Article | Open Access
Social Exclusion and Mental Wellbeing in Older Romanians

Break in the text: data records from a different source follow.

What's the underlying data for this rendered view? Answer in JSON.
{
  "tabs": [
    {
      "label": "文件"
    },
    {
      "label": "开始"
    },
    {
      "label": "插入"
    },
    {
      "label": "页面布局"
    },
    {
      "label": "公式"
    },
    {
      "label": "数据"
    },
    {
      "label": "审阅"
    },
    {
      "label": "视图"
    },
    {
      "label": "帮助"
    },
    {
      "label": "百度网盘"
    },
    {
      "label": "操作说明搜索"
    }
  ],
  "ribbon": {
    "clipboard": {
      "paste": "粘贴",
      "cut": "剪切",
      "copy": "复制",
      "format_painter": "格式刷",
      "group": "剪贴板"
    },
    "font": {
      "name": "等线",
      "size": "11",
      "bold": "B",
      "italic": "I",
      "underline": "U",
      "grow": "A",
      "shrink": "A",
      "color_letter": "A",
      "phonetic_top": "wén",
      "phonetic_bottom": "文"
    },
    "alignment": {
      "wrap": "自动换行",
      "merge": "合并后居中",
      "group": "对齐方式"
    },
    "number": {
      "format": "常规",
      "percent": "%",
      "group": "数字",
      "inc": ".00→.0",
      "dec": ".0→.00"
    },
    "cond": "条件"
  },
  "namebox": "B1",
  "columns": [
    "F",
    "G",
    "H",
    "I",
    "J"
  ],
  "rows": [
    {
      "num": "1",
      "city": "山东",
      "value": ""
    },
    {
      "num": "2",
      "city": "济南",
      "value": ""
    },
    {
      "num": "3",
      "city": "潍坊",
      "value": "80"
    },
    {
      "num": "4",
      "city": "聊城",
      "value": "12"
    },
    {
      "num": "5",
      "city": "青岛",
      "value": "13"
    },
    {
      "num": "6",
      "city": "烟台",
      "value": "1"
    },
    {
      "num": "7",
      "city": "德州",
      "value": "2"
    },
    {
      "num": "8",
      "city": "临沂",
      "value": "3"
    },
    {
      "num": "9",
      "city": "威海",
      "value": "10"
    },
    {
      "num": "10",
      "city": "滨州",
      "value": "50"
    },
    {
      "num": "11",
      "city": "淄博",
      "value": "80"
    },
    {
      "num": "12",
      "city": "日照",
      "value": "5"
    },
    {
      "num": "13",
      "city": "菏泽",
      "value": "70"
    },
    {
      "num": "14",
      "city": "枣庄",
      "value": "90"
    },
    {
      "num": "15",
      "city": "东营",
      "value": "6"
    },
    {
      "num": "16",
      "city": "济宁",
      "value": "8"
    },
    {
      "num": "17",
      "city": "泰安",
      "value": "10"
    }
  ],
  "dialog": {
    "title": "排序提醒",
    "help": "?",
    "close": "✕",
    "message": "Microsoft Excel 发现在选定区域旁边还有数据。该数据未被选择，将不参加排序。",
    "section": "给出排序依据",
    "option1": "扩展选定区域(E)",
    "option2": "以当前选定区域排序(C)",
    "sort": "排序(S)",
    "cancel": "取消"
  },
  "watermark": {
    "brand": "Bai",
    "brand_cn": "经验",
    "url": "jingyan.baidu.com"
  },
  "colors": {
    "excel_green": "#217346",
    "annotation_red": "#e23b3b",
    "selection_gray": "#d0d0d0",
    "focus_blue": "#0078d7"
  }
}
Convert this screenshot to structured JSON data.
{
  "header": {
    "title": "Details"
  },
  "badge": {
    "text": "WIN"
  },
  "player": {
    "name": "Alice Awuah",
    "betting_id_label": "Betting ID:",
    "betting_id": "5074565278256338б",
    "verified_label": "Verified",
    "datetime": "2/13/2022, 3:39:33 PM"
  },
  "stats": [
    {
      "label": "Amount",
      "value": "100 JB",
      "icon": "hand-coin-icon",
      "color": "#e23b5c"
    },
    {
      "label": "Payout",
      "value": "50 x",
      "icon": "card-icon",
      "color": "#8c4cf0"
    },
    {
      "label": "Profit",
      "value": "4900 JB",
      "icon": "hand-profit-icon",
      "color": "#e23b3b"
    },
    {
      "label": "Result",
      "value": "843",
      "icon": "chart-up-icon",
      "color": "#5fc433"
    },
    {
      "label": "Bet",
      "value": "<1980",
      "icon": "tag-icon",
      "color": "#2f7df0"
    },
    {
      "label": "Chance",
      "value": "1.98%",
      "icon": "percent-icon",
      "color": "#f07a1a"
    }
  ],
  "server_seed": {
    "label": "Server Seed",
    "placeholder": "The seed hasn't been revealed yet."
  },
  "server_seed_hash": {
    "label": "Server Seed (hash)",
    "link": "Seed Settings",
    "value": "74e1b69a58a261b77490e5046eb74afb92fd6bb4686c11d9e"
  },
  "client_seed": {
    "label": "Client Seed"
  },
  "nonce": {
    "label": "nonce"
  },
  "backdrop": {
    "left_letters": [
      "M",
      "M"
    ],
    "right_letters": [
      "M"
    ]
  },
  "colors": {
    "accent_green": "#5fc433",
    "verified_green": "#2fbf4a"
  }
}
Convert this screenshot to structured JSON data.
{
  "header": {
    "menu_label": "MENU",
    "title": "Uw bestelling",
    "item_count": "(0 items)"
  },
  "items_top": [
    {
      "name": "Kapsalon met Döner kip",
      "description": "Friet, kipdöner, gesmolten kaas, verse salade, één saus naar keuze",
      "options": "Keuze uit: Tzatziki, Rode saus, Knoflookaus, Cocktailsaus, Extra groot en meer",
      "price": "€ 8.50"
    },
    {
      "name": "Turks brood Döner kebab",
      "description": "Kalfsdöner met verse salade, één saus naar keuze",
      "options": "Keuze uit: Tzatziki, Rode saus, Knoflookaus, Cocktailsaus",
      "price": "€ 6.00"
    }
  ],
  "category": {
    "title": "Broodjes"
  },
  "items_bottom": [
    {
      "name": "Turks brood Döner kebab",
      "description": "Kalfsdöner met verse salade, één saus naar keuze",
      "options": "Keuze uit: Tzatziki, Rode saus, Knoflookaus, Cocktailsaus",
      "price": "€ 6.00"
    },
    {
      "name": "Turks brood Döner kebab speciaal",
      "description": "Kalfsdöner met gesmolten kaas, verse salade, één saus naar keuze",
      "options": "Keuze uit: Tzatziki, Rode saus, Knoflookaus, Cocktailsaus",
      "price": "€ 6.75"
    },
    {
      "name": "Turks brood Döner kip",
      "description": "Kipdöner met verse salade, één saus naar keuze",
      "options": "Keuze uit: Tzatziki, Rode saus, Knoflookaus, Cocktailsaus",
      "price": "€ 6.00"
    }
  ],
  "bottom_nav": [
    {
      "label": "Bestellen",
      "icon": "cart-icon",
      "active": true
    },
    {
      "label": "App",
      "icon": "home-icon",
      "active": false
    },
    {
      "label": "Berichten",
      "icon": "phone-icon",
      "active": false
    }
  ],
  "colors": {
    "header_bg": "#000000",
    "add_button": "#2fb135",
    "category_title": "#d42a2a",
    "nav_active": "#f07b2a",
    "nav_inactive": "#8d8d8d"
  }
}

Abstract: In Romania, inequalities in health and wellbeing between younger and older Romanians are substantial, and an important reason for inequalities may be the higher risk of social exclusion among older adults. After the fall of Communism in 1989, the many transformations in economic structures and welfare regimes contributed to enhanced levels of social exclusion, in particular among the older generations. Social exclusion is a multidimensional problem with substantial effects on the mental wellbeing of people. The present study examines age differences in mental wellbeing and evaluates to what extent differences can be explained by age and social exclusion, while controlling for a number of potential confounders. Data are from the fourth wave (2016) of the European Quality of Life Survey. Data for Romania include 1004 people aged between 18 and 85 years old, of which 726 are included in the analyses (only complete cases). In the study sample, 259 were 55 years or older. Mental wellbeing was measured with The World Health Organization Wellbeing Index (WHO-5 scale), and social exclusion was measured in four domains: social relations, material resources, services and the neighbourhood. The results show that older Romanians have a statistically significant lower mental wellbeing than younger generations in Romania. All domains of social exclusion were associated with lower levels of mental wellbeing. These effects remained statistically significant after controlling for partner status, chronic diseases, having children, and level of education. Improving mental wellbeing of older Romanians would greatly benefit from increasing social inclusion by means of social transfers provided by the government, improving the neighbourhood and access to services, and providing facilities to enhance the social network.
Keywords: ageing; mental wellbeing; post-Communist welfare; social exclusion; Romania
© Iuliana Precupetu, Marja Aartsen, Marian Vasile. This is an open access article distributed under the terms of the Creative Commons Attribution 4.0 license (http://creativecommons.org/licenses/by/4.0), which permits any use, distribution, and reproduction of the work without further permission provided the original author(s) and source are credited.